• **About this task**:
Note each line in the data holding the string "background" and report it.

BEGIN Supplied information

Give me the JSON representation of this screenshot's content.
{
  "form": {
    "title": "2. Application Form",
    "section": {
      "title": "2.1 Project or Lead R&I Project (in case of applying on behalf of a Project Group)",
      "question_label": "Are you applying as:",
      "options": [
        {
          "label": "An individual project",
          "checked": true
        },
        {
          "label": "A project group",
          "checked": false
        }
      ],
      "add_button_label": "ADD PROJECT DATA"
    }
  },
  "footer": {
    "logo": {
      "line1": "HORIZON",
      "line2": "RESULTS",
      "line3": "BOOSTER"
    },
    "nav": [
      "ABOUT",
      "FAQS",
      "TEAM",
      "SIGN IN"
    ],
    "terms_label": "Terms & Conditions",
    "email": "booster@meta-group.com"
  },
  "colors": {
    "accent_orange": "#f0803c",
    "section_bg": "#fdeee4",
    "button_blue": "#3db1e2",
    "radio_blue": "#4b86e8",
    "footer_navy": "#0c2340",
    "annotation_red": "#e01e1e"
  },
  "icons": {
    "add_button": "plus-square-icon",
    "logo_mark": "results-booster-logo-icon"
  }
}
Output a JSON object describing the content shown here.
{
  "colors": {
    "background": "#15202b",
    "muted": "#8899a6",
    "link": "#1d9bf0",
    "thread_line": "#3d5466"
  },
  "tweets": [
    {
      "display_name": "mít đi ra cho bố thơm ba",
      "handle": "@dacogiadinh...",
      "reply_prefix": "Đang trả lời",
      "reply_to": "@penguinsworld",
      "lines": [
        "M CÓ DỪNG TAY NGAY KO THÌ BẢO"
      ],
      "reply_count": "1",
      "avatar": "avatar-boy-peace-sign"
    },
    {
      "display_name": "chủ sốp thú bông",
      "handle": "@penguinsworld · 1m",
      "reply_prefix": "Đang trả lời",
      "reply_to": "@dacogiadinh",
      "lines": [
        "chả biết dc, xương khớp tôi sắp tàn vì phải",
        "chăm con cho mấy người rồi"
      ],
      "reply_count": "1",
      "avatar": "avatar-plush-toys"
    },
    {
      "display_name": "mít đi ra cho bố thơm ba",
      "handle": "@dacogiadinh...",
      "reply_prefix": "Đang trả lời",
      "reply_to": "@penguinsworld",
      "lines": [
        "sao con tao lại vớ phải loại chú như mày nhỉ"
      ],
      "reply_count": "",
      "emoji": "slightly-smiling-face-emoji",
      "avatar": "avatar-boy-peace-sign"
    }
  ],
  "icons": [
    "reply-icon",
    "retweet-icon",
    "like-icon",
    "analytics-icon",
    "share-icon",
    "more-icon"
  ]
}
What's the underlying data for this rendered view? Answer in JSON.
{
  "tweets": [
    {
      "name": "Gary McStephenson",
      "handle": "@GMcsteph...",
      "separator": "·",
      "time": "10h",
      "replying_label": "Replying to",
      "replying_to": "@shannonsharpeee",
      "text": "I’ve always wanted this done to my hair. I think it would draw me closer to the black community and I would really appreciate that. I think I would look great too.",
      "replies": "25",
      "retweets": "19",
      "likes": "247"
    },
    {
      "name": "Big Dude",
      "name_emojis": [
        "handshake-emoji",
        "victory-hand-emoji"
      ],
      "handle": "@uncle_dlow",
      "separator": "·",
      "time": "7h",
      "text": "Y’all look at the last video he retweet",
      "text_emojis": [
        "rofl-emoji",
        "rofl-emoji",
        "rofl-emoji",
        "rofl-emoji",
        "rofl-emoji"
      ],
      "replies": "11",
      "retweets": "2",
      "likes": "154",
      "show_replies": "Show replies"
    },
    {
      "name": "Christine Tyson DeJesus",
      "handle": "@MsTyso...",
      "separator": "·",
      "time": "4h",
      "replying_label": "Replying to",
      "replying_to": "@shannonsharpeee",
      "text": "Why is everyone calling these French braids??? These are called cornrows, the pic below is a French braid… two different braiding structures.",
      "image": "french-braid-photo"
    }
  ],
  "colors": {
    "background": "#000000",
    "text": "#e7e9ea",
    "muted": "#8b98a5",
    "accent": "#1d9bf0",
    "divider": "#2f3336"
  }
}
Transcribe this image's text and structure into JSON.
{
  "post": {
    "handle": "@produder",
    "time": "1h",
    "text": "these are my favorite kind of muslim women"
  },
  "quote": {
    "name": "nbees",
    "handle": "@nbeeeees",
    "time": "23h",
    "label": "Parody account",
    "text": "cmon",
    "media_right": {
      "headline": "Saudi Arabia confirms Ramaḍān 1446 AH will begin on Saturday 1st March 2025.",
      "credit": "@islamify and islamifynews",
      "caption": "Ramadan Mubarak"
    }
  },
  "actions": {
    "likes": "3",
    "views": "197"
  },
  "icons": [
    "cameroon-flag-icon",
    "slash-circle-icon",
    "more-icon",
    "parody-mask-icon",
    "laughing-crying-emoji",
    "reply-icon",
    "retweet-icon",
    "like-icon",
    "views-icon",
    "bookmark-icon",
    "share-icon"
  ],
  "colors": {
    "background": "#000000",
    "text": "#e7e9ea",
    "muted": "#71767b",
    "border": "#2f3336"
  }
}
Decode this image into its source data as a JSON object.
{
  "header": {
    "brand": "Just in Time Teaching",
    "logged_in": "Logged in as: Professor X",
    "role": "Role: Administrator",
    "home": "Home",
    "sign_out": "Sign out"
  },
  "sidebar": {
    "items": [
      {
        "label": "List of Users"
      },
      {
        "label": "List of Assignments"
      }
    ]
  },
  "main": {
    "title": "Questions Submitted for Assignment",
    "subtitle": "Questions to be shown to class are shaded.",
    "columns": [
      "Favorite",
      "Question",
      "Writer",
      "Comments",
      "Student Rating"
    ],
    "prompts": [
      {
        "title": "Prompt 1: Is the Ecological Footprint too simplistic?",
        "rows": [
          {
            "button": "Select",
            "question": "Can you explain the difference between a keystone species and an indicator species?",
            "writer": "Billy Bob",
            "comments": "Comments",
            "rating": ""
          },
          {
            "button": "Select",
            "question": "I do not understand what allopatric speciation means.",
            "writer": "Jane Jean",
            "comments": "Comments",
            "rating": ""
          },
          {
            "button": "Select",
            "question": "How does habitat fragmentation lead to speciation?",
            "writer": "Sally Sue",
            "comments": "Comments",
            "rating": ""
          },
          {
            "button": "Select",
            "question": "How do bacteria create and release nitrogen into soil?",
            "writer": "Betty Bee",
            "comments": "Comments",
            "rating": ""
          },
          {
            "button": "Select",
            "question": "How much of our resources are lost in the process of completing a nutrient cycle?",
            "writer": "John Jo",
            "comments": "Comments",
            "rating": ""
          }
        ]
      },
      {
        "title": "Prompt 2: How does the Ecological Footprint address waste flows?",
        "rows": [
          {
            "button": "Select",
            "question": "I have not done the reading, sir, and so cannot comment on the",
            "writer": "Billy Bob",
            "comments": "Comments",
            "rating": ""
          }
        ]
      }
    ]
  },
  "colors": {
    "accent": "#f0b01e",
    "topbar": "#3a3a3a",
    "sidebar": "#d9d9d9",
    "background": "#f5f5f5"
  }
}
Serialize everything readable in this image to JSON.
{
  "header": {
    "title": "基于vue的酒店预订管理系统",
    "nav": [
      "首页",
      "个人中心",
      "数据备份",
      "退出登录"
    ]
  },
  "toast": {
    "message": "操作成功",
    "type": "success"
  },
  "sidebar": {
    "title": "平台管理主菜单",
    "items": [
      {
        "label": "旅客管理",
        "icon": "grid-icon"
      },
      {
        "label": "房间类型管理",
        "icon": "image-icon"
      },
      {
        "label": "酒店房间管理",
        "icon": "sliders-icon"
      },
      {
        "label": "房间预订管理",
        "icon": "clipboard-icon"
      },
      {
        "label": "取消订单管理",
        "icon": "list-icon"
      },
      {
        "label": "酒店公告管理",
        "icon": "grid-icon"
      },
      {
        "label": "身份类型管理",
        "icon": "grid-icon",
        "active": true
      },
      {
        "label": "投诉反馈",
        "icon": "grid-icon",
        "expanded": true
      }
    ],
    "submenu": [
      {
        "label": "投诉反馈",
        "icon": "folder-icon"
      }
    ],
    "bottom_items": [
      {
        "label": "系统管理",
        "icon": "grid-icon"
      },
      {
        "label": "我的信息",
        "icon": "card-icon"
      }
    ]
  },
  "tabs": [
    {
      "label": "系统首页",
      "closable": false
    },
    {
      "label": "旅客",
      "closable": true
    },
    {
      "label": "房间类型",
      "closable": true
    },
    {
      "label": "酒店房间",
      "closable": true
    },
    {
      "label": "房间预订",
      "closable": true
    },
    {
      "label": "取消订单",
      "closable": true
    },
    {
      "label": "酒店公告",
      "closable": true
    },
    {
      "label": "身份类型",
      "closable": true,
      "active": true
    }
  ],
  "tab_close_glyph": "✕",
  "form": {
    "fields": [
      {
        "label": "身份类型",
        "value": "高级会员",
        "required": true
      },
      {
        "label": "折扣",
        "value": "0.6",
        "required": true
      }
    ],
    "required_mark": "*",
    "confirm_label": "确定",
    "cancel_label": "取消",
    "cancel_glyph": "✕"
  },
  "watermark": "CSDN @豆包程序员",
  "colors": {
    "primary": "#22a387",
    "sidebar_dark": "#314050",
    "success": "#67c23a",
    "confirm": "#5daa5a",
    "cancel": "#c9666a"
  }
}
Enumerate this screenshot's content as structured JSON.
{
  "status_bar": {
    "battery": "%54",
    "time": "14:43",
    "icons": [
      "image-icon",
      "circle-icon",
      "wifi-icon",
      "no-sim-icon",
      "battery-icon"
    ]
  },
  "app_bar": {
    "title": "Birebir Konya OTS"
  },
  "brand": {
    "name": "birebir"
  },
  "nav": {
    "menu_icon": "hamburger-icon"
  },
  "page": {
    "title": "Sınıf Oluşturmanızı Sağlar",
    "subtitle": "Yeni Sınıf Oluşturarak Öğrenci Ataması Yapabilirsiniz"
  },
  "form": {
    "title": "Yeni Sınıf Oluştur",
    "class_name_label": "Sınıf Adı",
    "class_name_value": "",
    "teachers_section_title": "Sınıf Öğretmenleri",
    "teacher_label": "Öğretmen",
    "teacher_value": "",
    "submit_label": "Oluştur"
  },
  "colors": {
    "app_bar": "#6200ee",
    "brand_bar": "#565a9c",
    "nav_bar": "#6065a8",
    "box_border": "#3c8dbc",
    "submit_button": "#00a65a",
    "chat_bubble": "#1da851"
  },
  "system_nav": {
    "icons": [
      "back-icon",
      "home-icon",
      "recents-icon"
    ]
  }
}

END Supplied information

• **Completed task**:
    "background": "#15202b",
    "background": "#000000",
    "background": "#000000",
    "background": "#f5f5f5"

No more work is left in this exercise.